Explanation: This is an important step if, over time, you hope to establish a healthier, more egalitarian relationship with the boss. But it needs to be exercised with caution. Absent the rare, truly decent boss, you will first need to clearly establish your value to the organization and, even then, do it judiciously.

  1. Be alive to injustice and indecency, and to the possibility of seeking accountability for it – from yourself and others.

Explanation: Surviving and maintaining viability at work are vitally important goals. But we are people first and workers second. Sometimes you will feel the need to stand up to a bullying boss – to maintain the integrity of your life priorities (decency to self), or to be in solidarity with others. Because you are in an authoritarian relationship, however, you need to understand and be willing to accept potential consequences when such a step is taken.

Guidelines for Bosses

  1. Set appropriate boundaries. Choose an appropriate level of intimacy. Tend to your emotional needs.

Explanation: Given your power, you can often express your anger, frustration and judgment with seeming impunity. Don’t do it. Strive, instead, to communicate your message without sharing extraneous, bullying emotions. Seek to keep interactions emotionally safe by making knowing choices about what to share; and by politely discouraging a subordinate’s inappropriate or unsafe sharing of his or her emotions.

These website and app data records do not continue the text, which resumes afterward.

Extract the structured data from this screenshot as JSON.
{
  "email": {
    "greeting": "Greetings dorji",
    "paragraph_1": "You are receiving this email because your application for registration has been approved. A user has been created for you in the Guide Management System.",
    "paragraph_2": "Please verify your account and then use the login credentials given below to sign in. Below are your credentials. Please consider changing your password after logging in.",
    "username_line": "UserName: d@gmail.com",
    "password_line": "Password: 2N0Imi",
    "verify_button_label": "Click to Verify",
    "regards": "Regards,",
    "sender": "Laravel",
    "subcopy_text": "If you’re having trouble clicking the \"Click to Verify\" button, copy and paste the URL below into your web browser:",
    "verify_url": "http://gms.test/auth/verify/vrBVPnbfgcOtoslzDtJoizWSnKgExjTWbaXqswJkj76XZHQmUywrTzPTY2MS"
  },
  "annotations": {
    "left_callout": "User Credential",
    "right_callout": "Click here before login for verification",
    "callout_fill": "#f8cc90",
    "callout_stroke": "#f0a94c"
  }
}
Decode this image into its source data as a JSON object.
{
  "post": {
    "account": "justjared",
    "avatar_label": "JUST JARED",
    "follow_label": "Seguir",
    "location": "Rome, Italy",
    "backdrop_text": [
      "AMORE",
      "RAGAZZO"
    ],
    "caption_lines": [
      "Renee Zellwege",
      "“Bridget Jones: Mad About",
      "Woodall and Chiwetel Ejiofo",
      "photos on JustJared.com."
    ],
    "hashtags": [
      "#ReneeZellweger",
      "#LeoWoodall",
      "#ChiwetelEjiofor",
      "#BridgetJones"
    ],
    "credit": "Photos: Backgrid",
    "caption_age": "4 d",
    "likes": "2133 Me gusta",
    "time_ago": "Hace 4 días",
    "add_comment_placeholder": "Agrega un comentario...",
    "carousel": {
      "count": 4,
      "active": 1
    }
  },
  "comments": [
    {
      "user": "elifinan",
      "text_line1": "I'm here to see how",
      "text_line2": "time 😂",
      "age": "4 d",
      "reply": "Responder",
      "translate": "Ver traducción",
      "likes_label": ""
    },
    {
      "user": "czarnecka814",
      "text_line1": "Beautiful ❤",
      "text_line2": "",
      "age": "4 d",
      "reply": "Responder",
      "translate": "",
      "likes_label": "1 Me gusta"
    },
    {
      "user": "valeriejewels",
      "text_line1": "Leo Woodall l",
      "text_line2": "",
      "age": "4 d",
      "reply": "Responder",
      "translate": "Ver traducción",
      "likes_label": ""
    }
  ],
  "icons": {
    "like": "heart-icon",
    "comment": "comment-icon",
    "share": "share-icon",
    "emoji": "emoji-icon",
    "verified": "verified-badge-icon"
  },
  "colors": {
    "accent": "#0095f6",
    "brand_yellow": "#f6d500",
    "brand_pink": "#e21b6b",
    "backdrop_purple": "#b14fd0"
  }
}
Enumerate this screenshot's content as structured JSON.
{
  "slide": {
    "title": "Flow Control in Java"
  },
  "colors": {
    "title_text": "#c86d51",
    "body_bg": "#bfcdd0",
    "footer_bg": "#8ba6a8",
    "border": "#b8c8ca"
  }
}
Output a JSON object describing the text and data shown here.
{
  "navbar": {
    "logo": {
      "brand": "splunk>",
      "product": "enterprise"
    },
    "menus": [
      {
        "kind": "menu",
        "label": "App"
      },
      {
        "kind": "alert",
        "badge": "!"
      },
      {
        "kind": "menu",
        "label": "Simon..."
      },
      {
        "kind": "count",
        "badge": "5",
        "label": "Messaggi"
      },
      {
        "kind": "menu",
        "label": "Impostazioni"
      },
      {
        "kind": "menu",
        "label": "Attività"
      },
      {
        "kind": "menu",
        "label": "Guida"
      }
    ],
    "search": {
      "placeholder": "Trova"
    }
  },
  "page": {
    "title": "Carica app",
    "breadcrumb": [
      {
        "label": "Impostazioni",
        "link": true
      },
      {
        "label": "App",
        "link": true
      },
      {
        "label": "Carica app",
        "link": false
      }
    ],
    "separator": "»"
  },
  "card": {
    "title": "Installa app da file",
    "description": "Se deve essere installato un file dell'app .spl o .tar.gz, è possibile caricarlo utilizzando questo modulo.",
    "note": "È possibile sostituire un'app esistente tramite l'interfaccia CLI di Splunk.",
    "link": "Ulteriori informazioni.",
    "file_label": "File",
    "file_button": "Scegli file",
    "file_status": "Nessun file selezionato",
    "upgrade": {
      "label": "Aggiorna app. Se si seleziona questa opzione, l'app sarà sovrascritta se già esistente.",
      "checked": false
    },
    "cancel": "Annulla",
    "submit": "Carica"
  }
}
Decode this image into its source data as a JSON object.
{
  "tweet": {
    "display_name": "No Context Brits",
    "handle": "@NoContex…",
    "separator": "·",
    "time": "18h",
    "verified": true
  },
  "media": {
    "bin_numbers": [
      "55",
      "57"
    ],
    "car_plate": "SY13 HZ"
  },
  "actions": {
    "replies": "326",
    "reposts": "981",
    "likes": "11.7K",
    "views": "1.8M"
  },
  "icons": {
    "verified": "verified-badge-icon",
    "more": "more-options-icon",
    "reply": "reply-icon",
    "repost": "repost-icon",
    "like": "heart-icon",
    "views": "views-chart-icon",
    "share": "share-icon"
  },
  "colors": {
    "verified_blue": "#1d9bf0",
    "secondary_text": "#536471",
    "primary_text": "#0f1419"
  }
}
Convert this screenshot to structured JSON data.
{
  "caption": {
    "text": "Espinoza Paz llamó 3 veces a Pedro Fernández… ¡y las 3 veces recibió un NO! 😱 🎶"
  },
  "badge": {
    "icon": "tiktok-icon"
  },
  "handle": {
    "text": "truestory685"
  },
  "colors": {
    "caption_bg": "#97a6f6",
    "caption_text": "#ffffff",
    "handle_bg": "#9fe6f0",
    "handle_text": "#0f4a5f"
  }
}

  1. Clearly and forthrightly ask for what you want and need but, at the same time, express yourself with respect and civility.

Explanation: As the boss it is all too easy to avoid a difficult conversation; to stay silent rather than asking for what you want and need. Doing so, however, reduces the possibility for constructive dialogue and, with it, a healthier relationship and more satisfactory solutions. At the same time you might, in a tense conversation, become terse, strident or judgmental. Your goal should be to deliver a clear message but to do with respect and civility.

  1. Listen fully to your subordinate. Attend as well to her nonverbal cues. Seek to understand her feelings. Help her to feel fully heard.

Explanation: A person who feels fully listened is more likely to receive your message in a non-defensive way and, therefore, to engage in constructive problem solving. So attend fully to the content of the subordinate’s message, nonverbal as well as verbal. And remember, hearing well isn’t enough. You also need to let him know that he has, indeed, been heard and understood.

  1. If the subordinate’s reaction is emotional, strive to remain open. If a breakdown in communication occurs, strive to do the necessary repair work.

Explanation: Your subordinate may well react emotionally; with anger, defensiveness, sullen silence, or tears. You are best served by being patient with such a reaction. Tend to these emotions first. If they can be soothed, the chances for a constructive dialogue will be greatly improved.

  1. Be accepting of areas of difference. Seek compromises that accommodate difference. Failing that, be clear about consequences.

Explanation: Dictating the result is seldom optimal. Morale is likely to suffer. Better to seek a workable solution that accommodates difference. But if that isn’t possible, be clear about what you want and the consequences that will follow if there is a failure to follow through.